• **What is required**
Each line of the data must be copied exactly.

• **Data for review**
┌──

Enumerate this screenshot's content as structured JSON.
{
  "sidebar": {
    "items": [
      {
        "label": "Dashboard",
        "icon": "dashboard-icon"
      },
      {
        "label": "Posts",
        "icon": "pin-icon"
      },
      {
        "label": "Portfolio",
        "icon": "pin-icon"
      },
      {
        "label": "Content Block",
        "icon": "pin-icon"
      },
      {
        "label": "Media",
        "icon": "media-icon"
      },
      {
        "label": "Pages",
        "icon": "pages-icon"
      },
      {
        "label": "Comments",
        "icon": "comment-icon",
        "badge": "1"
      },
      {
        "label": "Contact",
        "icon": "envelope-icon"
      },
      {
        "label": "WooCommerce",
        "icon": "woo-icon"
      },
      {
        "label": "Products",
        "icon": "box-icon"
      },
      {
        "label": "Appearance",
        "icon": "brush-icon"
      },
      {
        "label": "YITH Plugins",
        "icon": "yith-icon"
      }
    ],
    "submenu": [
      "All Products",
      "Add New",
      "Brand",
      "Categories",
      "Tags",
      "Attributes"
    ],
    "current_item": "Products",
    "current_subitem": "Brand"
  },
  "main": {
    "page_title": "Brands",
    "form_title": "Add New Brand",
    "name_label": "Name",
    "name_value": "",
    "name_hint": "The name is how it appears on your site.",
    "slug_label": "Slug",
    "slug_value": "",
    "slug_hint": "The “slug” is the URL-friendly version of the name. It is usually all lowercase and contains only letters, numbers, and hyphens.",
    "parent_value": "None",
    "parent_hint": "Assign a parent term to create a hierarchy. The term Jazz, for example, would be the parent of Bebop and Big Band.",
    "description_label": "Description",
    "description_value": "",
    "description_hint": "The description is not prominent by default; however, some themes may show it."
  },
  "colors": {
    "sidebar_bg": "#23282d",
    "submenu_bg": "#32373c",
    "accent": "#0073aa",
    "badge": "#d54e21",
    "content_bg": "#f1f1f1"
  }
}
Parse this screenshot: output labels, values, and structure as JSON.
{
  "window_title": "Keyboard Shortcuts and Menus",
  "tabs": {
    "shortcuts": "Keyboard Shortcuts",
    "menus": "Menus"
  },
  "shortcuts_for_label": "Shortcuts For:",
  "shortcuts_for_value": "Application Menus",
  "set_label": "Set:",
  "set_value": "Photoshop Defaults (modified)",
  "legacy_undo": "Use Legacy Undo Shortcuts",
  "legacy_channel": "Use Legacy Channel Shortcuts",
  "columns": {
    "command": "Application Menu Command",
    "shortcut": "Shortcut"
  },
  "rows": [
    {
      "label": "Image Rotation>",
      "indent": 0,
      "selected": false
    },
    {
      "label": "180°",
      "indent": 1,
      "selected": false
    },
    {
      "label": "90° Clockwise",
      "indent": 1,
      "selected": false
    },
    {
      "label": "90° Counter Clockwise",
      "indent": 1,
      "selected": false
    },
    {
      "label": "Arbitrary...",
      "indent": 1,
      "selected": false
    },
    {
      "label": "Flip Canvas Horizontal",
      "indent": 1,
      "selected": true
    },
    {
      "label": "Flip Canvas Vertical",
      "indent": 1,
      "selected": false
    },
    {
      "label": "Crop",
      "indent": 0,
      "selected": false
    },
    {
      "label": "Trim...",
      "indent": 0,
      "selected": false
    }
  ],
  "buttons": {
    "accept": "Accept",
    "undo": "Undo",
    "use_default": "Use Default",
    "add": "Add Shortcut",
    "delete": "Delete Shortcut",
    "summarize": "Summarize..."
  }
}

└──

• **Task response**
Enumerate this screenshot's content as structured JSON.
{
  "sidebar": {
    "items": [
      {
        "label": "Dashboard",
        "icon": "dashboard-icon"
      },
      {
        "label": "Posts",
        "icon": "pin-icon"
      },
      {
        "label": "Portfolio",
        "icon": "pin-icon"
      },
      {
        "label": "Content Block",
        "icon": "pin-icon"
      },
      {
        "label": "Media",
        "icon": "media-icon"
      },
      {
        "label": "Pages",
        "icon": "pages-icon"
      },
      {
        "label": "Comments",
        "icon": "comment-icon",
        "badge": "1"
      },
      {
        "label": "Contact",
        "icon": "envelope-icon"
      },
      {
        "label": "WooCommerce",
        "icon": "woo-icon"
      },
      {
        "label": "Products",
        "icon": "box-icon"
      },
      {
        "label": "Appearance",
        "icon": "brush-icon"
      },
      {
        "label": "YITH Plugins",
        "icon": "yith-icon"
      }
    ],
    "submenu": [
      "All Products",
      "Add New",
      "Brand",
      "Categories",
      "Tags",
      "Attributes"
    ],
    "current_item": "Products",
    "current_subitem": "Brand"
  },
  "main": {
    "page_title": "Brands",
    "form_title": "Add New Brand",
    "name_label": "Name",
    "name_value": "",
    "name_hint": "The name is how it appears on your site.",
    "slug_label": "Slug",
    "slug_value": "",
    "slug_hint": "The “slug” is the URL-friendly version of the name. It is usually all lowercase and contains only letters, numbers, and hyphens.",
    "parent_value": "None",
    "parent_hint": "Assign a parent term to create a hierarchy. The term Jazz, for example, would be the parent of Bebop and Big Band.",
    "description_label": "Description",
    "description_value": "",
    "description_hint": "The description is not prominent by default; however, some themes may show it."
  },
  "colors": {
    "sidebar_bg": "#23282d",
    "submenu_bg": "#32373c",
    "accent": "#0073aa",
    "badge": "#d54e21",
    "content_bg": "#f1f1f1"
  }
}
Parse this screenshot: output labels, values, and structure as JSON.
{
  "window_title": "Keyboard Shortcuts and Menus",
  "tabs": {
    "shortcuts": "Keyboard Shortcuts",
    "menus": "Menus"
  },
  "shortcuts_for_label": "Shortcuts For:",
  "shortcuts_for_value": "Application Menus",
  "set_label": "Set:",
  "set_value": "Photoshop Defaults (modified)",
  "legacy_undo": "Use Legacy Undo Shortcuts",
  "legacy_channel": "Use Legacy Channel Shortcuts",
  "columns": {
    "command": "Application Menu Command",
    "shortcut": "Shortcut"
  },
  "rows": [
    {
      "label": "Image Rotation>",
      "indent": 0,
      "selected": false
    },
    {
      "label": "180°",
      "indent": 1,
      "selected": false
    },
    {
      "label": "90° Clockwise",
      "indent": 1,
      "selected": false
    },
    {
      "label": "90° Counter Clockwise",
      "indent": 1,
      "selected": false
    },
    {
      "label": "Arbitrary...",
      "indent": 1,
      "selected": false
    },
    {
      "label": "Flip Canvas Horizontal",
      "indent": 1,
      "selected": true
    },
    {
      "label": "Flip Canvas Vertical",
      "indent": 1,
      "selected": false
    },
    {
      "label": "Crop",
      "indent": 0,
      "selected": false
    },
    {
      "label": "Trim...",
      "indent": 0,
      "selected": false
    }
  ],
  "buttons": {
    "accept": "Accept",
    "undo": "Undo",
    "use_default": "Use Default",
    "add": "Add Shortcut",
    "delete": "Delete Shortcut",
    "summarize": "Summarize..."
  }
}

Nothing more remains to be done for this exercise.